While I do enjoy a scary movie from time to time, the real way to give me some deep-seated psychological scarring is to use something simpler: sound. For as long as I can remember, my brain is really great for breathing life into countless horrors crafted directly from unexplained noises in a scarier way than any film ever could. My childhood was filled with constant random attacks from my personal trifecta of terror known as the Lobsterman, the Spinning Ghost and the Dry Cleaning Shadow. While the monsters that I created terrorized me almost every time I was left alone in the basement, I also found that listening to some recorded LP’s could also evoke the same level of reaction. The gold standard of this particular genre is Disney’s Chilling, Thrilling Sounds of the Haunted House, which (while being just a teensy tiny bit racist during a torture segment) was my childhood go-to whenever I needed that fear adrenaline hit. It’s very well-made album with good writing and actors, and easily paints a vibrant picture in your mind. This description may be a bit generous, but this is also coming from someone who makes himself fear sweat by listening to number station frequencies so your own mileage may vary.

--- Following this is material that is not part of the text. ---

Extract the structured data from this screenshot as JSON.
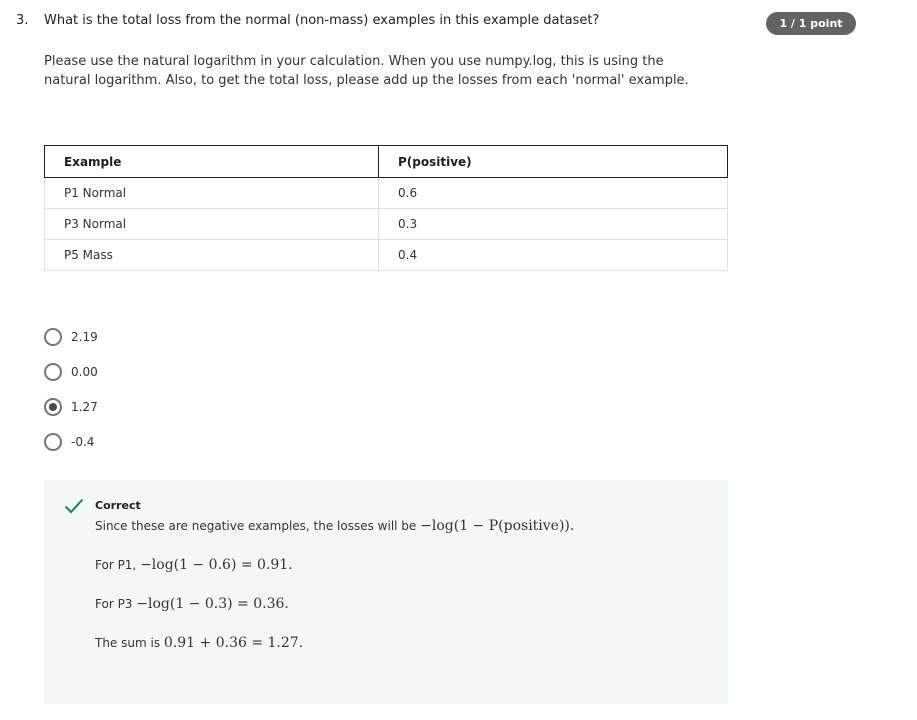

Old school scary sound and music LP’s kick all the asses and are a staple of any vintage Halloween experience.
So I went into my listening of William Castle’s Ghost Story 100% cold, mostly intrigued by the absolutely amazing cover artwork. In case you are unfamiliar, William Castle was a director during the Silver Age of cinema who was skilled at cranking out tons of quality B movies under budget and quickly. He was also an innovator who would try to come up with extra gimmicks to add to the viewing experience such as a red eyed ghost that would swing down at the audience, or seats that would vibrate on cue at the movie’s finale. There were even some movies that needed special glasses that could filter colors to reveal secret things hidden on the screen, the most infamous examples being 13 Ghosts. I remember seeing this movie on cable one time and not having any idea why a static cheesy ghost cutout on the screen was used as an effect. Castle has a Hollywood pedigree: he was basically a successful Ed Wood. Castle conquered the big screen, but could he also branch out and make a horror-filled LP full of chilling tales??
I did everything I could to give this album homefield advantage. I listened to it completely alone, surrounded in the dark after I put the needle down. Even from the get go, no matter how hard I tried to picture any of the settings/ghosts none of this worked for me. The biggest issue that each “story” is just a couple of lines, some terrible sound effects, and then an unsatisfying ending and then we are immediately shuffled onto the next tale. Nothing really has enough time to solidify or become interesting. The fact this was marketed to kids under the Peter Pan Records label may have had something to do with it as well…
And that’s what kills this entire endeavor. The sound effects all sound like this was done in a single track take in one recording room. Every audio effect falls flat, sounds like footsteps have no depth or direction, it’s just a guy slapping rubber insoles against the edge of the table for two minutes. All the other prerecorded effects feel like they were pulled directly from a royalty free soundbank or whatever the 70’s version of Napster was. There’s also really weird choices in the stereo panning, and it just randomly chooses to switch sides with no rhyme or reason. As far as the voice acting on the record? Castle literally only has one character voice at his disposal which makes everything bleed together, not that there’s a whole lot of variety to any of these “stories” to begin with. For some reason, Castle decided to keep the takes that he misreads his own stuff with weird pauses that would feel like a glaring mistake in the most amateur of podcasts. The stories just don’t have anything interesting about them, and it feels like a parody of itself. The disgusting slurping noise overused for ten minutes during the “Waiter of Death” segment was pretty fucking gross, though.
The B-side of the album is infinitely better, as it mostly sticks to just scary noises and location themed sounds. The satanic church bit was actually not too bad, but it still gets overshadowed by the loud howling wind effect that stretches across the entire length of the recording. This would be passable to crank onto to some external speakers on the front porch on Halloween night, but only after the night has started to wind down. Here are direct links to both LP sides online, and you can draw your own conclusions without the irritation of having to dig out your record player! (But you won’t be able to reverse the LP to figure out the backwards masking crap in “Lobotomy and Shock Treatment” Spoiler : it’s just “OH HELL” over and over)
I was really hoping for this to be a vinyl to be a spoken word album of some genuinely scary stories fleshed out with some atmospheric sounds to bring the words to life. I’m sure there’s probably a podcast on the internet somewhere that is nothing but readings of Scary Stories to Tell in the Dark that can hopefully scratch my audio terror itch. Until then, I’ll just have to stick to Ben Shapiro’s “How to Score Chicks Podcast” to get my skin crawling.
Try again, this album is a D-
Teh Ben is a construction engineer in charge of turning old Toy R’ Us stores into Sprit Halloweens and also enjoys a good old-fashioned mermaid sighting hoax. If searching his online persona here has you bored, be sure to check out his YouTube channel, his Instagram or his political agenda-free Twitter!